[Your task]
Output the data exactly, with every line intact.

Records from a data source:
————
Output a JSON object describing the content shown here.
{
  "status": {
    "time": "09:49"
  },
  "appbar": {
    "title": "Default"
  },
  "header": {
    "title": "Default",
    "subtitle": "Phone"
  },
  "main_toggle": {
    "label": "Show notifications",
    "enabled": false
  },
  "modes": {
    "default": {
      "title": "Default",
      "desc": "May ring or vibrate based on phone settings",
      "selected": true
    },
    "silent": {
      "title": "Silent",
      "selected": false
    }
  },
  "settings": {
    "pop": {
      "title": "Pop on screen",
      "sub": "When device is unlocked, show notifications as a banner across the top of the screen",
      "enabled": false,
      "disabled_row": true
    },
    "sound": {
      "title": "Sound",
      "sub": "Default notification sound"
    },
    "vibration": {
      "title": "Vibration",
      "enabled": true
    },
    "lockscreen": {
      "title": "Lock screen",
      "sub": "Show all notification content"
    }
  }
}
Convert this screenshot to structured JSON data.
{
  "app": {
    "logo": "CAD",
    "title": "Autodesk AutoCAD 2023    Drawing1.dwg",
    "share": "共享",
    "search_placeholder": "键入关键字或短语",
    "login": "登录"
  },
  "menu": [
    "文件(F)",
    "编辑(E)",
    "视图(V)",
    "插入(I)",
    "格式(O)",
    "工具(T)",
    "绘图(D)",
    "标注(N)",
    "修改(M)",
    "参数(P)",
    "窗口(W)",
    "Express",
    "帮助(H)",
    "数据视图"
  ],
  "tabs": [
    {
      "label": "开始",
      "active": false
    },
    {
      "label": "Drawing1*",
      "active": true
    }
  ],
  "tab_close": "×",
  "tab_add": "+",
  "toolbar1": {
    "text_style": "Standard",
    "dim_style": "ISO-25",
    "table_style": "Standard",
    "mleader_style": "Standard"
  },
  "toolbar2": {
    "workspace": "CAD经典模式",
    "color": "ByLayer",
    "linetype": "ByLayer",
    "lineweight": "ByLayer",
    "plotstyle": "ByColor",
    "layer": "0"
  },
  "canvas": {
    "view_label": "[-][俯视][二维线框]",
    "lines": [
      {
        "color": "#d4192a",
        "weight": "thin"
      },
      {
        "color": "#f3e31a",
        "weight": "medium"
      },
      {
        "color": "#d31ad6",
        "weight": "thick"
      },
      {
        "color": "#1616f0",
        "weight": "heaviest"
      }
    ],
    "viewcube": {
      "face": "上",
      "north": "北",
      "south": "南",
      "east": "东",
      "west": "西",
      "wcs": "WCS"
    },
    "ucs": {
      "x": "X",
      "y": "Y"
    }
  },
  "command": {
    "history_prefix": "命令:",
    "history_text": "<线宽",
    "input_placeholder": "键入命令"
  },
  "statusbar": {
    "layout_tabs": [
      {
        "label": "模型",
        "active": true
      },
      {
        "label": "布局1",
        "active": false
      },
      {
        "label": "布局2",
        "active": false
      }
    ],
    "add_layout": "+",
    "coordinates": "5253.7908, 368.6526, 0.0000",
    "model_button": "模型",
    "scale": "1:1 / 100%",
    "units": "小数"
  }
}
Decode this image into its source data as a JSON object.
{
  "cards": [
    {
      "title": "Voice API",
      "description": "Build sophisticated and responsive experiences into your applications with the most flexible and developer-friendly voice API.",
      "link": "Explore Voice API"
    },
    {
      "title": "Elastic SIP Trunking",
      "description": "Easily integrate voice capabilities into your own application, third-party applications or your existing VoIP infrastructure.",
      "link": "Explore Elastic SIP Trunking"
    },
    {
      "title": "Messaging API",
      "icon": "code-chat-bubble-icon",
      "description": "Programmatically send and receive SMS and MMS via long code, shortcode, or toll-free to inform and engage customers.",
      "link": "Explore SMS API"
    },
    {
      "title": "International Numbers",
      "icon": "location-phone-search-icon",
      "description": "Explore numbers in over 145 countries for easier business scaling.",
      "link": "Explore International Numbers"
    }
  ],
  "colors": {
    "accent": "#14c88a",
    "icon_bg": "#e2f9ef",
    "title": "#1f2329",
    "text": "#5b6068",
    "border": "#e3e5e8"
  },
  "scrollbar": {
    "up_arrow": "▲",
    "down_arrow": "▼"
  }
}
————
[Solution for this problem]
Output a JSON object describing the content shown here.
{
  "status": {
    "time": "09:49"
  },
  "appbar": {
    "title": "Default"
  },
  "header": {
    "title": "Default",
    "subtitle": "Phone"
  },
  "main_toggle": {
    "label": "Show notifications",
    "enabled": false
  },
  "modes": {
    "default": {
      "title": "Default",
      "desc": "May ring or vibrate based on phone settings",
      "selected": true
    },
    "silent": {
      "title": "Silent",
      "selected": false
    }
  },
  "settings": {
    "pop": {
      "title": "Pop on screen",
      "sub": "When device is unlocked, show notifications as a banner across the top of the screen",
      "enabled": false,
      "disabled_row": true
    },
    "sound": {
      "title": "Sound",
      "sub": "Default notification sound"
    },
    "vibration": {
      "title": "Vibration",
      "enabled": true
    },
    "lockscreen": {
      "title": "Lock screen",
      "sub": "Show all notification content"
    }
  }
}
Convert this screenshot to structured JSON data.
{
  "app": {
    "logo": "CAD",
    "title": "Autodesk AutoCAD 2023    Drawing1.dwg",
    "share": "共享",
    "search_placeholder": "键入关键字或短语",
    "login": "登录"
  },
  "menu": [
    "文件(F)",
    "编辑(E)",
    "视图(V)",
    "插入(I)",
    "格式(O)",
    "工具(T)",
    "绘图(D)",
    "标注(N)",
    "修改(M)",
    "参数(P)",
    "窗口(W)",
    "Express",
    "帮助(H)",
    "数据视图"
  ],
  "tabs": [
    {
      "label": "开始",
      "active": false
    },
    {
      "label": "Drawing1*",
      "active": true
    }
  ],
  "tab_close": "×",
  "tab_add": "+",
  "toolbar1": {
    "text_style": "Standard",
    "dim_style": "ISO-25",
    "table_style": "Standard",
    "mleader_style": "Standard"
  },
  "toolbar2": {
    "workspace": "CAD经典模式",
    "color": "ByLayer",
    "linetype": "ByLayer",
    "lineweight": "ByLayer",
    "plotstyle": "ByColor",
    "layer": "0"
  },
  "canvas": {
    "view_label": "[-][俯视][二维线框]",
    "lines": [
      {
        "color": "#d4192a",
        "weight": "thin"
      },
      {
        "color": "#f3e31a",
        "weight": "medium"
      },
      {
        "color": "#d31ad6",
        "weight": "thick"
      },
      {
        "color": "#1616f0",
        "weight": "heaviest"
      }
    ],
    "viewcube": {
      "face": "上",
      "north": "北",
      "south": "南",
      "east": "东",
      "west": "西",
      "wcs": "WCS"
    },
    "ucs": {
      "x": "X",
      "y": "Y"
    }
  },
  "command": {
    "history_prefix": "命令:",
    "history_text": "<线宽",
    "input_placeholder": "键入命令"
  },
  "statusbar": {
    "layout_tabs": [
      {
        "label": "模型",
        "active": true
      },
      {
        "label": "布局1",
        "active": false
      },
      {
        "label": "布局2",
        "active": false
      }
    ],
    "add_layout": "+",
    "coordinates": "5253.7908, 368.6526, 0.0000",
    "model_button": "模型",
    "scale": "1:1 / 100%",
    "units": "小数"
  }
}
Decode this image into its source data as a JSON object.
{
  "cards": [
    {
      "title": "Voice API",
      "description": "Build sophisticated and responsive experiences into your applications with the most flexible and developer-friendly voice API.",
      "link": "Explore Voice API"
    },
    {
      "title": "Elastic SIP Trunking",
      "description": "Easily integrate voice capabilities into your own application, third-party applications or your existing VoIP infrastructure.",
      "link": "Explore Elastic SIP Trunking"
    },
    {
      "title": "Messaging API",
      "icon": "code-chat-bubble-icon",
      "description": "Programmatically send and receive SMS and MMS via long code, shortcode, or toll-free to inform and engage customers.",
      "link": "Explore SMS API"
    },
    {
      "title": "International Numbers",
      "icon": "location-phone-search-icon",
      "description": "Explore numbers in over 145 countries for easier business scaling.",
      "link": "Explore International Numbers"
    }
  ],
  "colors": {
    "accent": "#14c88a",
    "icon_bg": "#e2f9ef",
    "title": "#1f2329",
    "text": "#5b6068",
    "border": "#e3e5e8"
  },
  "scrollbar": {
    "up_arrow": "▲",
    "down_arrow": "▼"
  }
}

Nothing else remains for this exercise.